WORK INSTRUCTION
Which lines of the material contain the word "title"? Show each one.

GIVEN ENTRIES
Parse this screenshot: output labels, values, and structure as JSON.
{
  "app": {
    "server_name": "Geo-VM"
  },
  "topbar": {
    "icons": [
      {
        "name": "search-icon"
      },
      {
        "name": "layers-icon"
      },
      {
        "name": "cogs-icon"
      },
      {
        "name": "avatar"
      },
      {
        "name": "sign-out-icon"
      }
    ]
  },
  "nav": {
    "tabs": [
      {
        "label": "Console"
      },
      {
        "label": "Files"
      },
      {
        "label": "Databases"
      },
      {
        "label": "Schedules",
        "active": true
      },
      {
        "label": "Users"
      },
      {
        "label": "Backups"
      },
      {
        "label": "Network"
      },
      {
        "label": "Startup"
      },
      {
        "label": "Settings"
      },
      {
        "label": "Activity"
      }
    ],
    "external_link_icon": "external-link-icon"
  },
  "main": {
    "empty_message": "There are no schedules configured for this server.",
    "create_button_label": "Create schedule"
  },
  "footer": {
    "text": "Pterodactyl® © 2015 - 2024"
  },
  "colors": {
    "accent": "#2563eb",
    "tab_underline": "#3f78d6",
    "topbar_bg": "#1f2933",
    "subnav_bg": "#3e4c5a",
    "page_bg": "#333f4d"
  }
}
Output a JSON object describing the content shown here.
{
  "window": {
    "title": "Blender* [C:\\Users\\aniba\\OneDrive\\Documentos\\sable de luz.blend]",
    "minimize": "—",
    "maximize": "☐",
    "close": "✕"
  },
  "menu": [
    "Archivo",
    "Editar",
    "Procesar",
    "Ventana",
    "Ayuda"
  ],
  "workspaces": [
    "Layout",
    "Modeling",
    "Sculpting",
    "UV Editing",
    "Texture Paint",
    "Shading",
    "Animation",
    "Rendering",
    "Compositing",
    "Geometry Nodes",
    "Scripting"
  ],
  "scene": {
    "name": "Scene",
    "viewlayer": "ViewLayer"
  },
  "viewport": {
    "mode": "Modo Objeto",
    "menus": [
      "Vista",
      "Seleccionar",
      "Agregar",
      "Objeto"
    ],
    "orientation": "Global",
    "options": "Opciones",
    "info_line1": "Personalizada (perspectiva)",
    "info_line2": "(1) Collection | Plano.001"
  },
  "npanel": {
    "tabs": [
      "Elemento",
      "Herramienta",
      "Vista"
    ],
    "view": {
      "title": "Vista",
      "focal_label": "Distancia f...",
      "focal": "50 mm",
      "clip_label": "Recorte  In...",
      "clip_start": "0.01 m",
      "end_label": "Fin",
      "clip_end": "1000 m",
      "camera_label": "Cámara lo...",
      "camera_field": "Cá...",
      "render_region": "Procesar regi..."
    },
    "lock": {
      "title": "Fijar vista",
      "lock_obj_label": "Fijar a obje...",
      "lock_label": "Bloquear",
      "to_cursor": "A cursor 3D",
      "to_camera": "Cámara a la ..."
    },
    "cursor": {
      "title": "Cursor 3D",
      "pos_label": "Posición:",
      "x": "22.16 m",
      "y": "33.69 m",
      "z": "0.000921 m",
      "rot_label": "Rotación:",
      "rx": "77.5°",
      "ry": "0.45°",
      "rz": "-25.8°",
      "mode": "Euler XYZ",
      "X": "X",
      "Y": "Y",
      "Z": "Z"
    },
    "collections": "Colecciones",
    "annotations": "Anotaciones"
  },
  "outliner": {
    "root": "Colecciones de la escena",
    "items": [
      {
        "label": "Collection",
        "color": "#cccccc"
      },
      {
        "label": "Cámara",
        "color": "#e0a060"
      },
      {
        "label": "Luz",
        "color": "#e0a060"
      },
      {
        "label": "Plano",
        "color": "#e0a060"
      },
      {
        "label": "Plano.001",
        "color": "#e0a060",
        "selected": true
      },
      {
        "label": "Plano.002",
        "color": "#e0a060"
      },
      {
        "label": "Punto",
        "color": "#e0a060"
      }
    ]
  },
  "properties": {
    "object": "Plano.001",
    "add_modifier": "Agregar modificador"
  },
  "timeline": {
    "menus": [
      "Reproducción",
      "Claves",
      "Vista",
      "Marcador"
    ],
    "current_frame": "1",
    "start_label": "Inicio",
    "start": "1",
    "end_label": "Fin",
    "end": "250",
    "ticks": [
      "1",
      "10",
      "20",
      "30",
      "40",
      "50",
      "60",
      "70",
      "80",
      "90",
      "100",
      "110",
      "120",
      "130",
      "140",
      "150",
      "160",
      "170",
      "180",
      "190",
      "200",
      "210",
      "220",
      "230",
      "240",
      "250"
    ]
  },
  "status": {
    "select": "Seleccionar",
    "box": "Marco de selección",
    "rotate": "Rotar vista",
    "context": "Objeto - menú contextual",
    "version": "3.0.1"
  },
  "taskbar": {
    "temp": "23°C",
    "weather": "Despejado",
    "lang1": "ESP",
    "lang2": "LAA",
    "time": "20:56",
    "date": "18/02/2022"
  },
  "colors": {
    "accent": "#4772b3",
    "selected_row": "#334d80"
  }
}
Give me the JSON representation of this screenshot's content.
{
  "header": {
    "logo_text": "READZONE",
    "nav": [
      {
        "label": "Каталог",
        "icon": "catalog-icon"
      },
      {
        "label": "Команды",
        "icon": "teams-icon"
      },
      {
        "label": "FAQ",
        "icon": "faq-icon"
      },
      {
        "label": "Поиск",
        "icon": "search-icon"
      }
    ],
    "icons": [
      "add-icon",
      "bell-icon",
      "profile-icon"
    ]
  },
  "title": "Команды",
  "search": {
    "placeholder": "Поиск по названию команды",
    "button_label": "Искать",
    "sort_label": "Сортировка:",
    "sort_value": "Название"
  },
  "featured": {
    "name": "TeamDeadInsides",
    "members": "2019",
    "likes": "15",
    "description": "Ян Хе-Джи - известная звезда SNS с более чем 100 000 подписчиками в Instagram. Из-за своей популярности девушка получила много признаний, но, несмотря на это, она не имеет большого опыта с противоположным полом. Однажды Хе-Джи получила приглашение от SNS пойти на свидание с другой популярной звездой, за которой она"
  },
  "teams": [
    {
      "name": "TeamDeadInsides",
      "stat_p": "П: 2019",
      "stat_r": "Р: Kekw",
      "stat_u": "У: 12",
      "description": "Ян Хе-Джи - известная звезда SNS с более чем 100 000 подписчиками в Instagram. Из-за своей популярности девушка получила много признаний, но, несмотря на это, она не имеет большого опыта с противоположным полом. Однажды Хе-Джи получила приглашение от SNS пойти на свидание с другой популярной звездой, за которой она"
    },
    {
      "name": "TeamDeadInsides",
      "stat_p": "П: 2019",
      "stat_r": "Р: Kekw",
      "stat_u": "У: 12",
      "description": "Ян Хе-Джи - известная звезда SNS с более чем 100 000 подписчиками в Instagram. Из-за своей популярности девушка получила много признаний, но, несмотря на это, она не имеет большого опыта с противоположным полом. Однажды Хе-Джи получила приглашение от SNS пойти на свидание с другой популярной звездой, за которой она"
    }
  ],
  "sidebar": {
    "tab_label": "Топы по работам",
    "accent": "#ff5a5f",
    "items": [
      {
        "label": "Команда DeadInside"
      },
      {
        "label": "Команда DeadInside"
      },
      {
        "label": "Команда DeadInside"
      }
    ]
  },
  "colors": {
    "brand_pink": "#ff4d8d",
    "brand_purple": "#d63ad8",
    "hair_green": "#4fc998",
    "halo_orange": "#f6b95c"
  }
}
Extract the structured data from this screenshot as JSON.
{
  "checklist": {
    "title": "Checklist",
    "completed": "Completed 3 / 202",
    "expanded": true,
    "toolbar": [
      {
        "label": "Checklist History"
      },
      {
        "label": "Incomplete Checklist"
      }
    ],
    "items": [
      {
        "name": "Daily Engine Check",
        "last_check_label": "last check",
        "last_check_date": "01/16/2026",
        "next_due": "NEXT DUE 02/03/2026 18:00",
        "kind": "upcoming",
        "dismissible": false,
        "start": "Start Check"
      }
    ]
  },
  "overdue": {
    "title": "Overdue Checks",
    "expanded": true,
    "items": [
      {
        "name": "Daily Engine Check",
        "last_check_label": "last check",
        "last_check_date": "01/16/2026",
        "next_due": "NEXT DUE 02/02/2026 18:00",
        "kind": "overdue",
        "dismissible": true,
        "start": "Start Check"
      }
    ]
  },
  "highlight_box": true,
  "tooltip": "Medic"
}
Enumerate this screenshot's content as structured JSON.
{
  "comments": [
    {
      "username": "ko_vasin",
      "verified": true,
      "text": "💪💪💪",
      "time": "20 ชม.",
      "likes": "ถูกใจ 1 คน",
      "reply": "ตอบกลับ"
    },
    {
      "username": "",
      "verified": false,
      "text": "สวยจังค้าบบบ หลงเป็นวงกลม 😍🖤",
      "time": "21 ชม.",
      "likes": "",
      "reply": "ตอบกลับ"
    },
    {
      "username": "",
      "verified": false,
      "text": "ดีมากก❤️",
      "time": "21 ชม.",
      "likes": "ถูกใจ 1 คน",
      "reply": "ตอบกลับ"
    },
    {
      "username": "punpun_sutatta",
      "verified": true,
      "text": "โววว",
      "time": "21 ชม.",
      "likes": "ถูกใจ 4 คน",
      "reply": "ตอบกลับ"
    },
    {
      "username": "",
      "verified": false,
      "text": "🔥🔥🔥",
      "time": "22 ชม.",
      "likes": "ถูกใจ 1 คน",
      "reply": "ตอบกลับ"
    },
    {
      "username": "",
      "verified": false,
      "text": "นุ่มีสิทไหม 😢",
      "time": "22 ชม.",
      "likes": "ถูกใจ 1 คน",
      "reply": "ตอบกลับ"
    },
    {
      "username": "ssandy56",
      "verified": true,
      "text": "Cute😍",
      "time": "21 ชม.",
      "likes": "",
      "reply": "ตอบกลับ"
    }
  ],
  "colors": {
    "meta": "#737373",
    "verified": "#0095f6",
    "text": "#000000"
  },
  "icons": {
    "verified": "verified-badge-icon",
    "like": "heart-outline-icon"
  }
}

SOLUTION FOR THIS TASK
    "title": "Blender* [C:\\Users\\aniba\\OneDrive\\Documentos\\sable de luz.blend]",
      "title": "Vista",
      "title": "Fijar vista",
      "title": "Cursor 3D",
  "title": "Команды",
    "title": "Checklist",
    "title": "Overdue Checks",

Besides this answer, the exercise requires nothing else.